Research observations and findings suggest that Covid-19 affected higher educational institutions in 188 countries as of April 06, 2020 that required educational countermeasures to be taken to continue educating the students despite the COVID-19 predicaments. A recommendation that followed the observation is to produce studies to proliferate and document the impact of the pandemic to the higher educational system to raise awareness as well as understand the impact nationwide, in particular to strengthen the practices in the curriculum and make it more responsive to the learning needs of the students even beyond the conventional classrooms.
Equity in higher education, which is about acknowledging differences, then taking steps to bring all students to success, was already an issue before the COVID-19 pandemic and has stated by the Organisation for Economic Co-operation and Development (OECD) Policy Responses. However, several country reports suggested that the pandemic which had disrupted existing higher education system, policies and practices had further widened the access, quality and quantity, and employment gap. Though several nations managed to carry out strategic interventions to address the equity in higher education disruptions, many struggled to find solutions let alone carry them out.
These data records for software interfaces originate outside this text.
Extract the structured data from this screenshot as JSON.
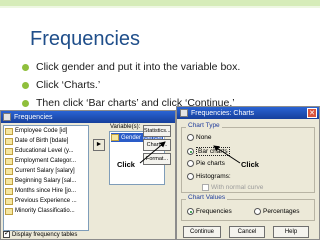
{
  "slide": {
    "title": "Frequencies",
    "bullets": [
      "Click gender and put it into the variable box.",
      "Click ‘Charts.’",
      "Then click ‘Bar charts’ and click ‘Continue.’"
    ],
    "bullet_color": "#8fbf3c",
    "title_color": "#1f4e8a"
  },
  "frequencies_dialog": {
    "title": "Frequencies",
    "variable_list": [
      "Employee Code [id]",
      "Date of Birth [bdate]",
      "Educational Level (y...",
      "Employment Categor...",
      "Current Salary [salary]",
      "Beginning Salary [sal...",
      "Months since Hire [jo...",
      "Previous Experience ...",
      "Minority Classificatio..."
    ],
    "selected_label": "Variable(s):",
    "selected_variables": [
      "Gender [gender]"
    ],
    "buttons": {
      "statistics": "Statistics...",
      "charts": "Charts...",
      "format": "Format..."
    },
    "display_tables_label": "Display frequency tables",
    "display_tables_checked": true
  },
  "charts_dialog": {
    "title": "Frequencies: Charts",
    "chart_type_group": "Chart Type",
    "chart_type_options": [
      "None",
      "Bar charts",
      "Pie charts",
      "Histograms:"
    ],
    "normal_curve_label": "With normal curve",
    "selected_chart_type": "Bar charts",
    "chart_values_group": "Chart Values",
    "value_options": [
      "Frequencies",
      "Percentages"
    ],
    "selected_value": "Frequencies",
    "buttons": {
      "continue": "Continue",
      "cancel": "Cancel",
      "help": "Help"
    }
  },
  "annotations": {
    "click_left": "Click",
    "click_right": "Click"
  }
}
Nations with the appropriate and adequate support to work towards equity will find more success compared to those with lack of or no support. The support may come in different forms but several major contributors have been identified and recognised. They include among others finance, technology, flexible higher education system, as well as good governance and management.
The Covid-19 pandemic and its disruptions should be a reminder to all higher education systems to expect unpredictable changes and uncertainty that require solutions for equity education sustainability and recovery in order to achieve the specific aim of providing opportunities for all students to succeed. Therefore, deliberating on the types and issues of disruptions in the higher education system is important, necessary and urgent. In addition, knowledge and information on success stories of nations that managed the disruptions and in particular to address the equity issue will be beneficial and helpful to address future disruptions.
The 8th Global Higher Education Forum 2023 (GHEF2023): “Equity Recovery - Higher Education In The Post-Pandemic Era” will serve as a platform for multi-stakeholders (such as academics, students, government agencies, policymakers, NGOs, and industries) to discuss issues confronting the higher education ecosystem for the equity recovery, as well as to promote discourses and share experiences for finding practical solutions.
GHEF2023 is an avenue to consider concepts, experiences, practices, and research findings on diverse issues in higher education from various countries' contexts and perspectives.
To serve as a platform for the stakeholders (academics, graduates, public and private universities, government agencies, industries, and NGOs) to discuss and share views on current global issues and trends related to the equity recovery of the post-pandemic era in the context of the higher education ecosystem.
To foster multi-perspective discussions on various higher education issues at institutional, national, regional, and international levels.
To facilitate collaborations and enhance networking at national, regional, and international levels in higher education development with Malaysia playing a pivotal role.
To recommend future policy and practice ideas and guidelines that should be prioritised in accelerating higher education development for sustainability in the era of disruptive technology intersection with the global outbreak, equity recovery of the post-pandemic era in the context of the higher education ecosystem.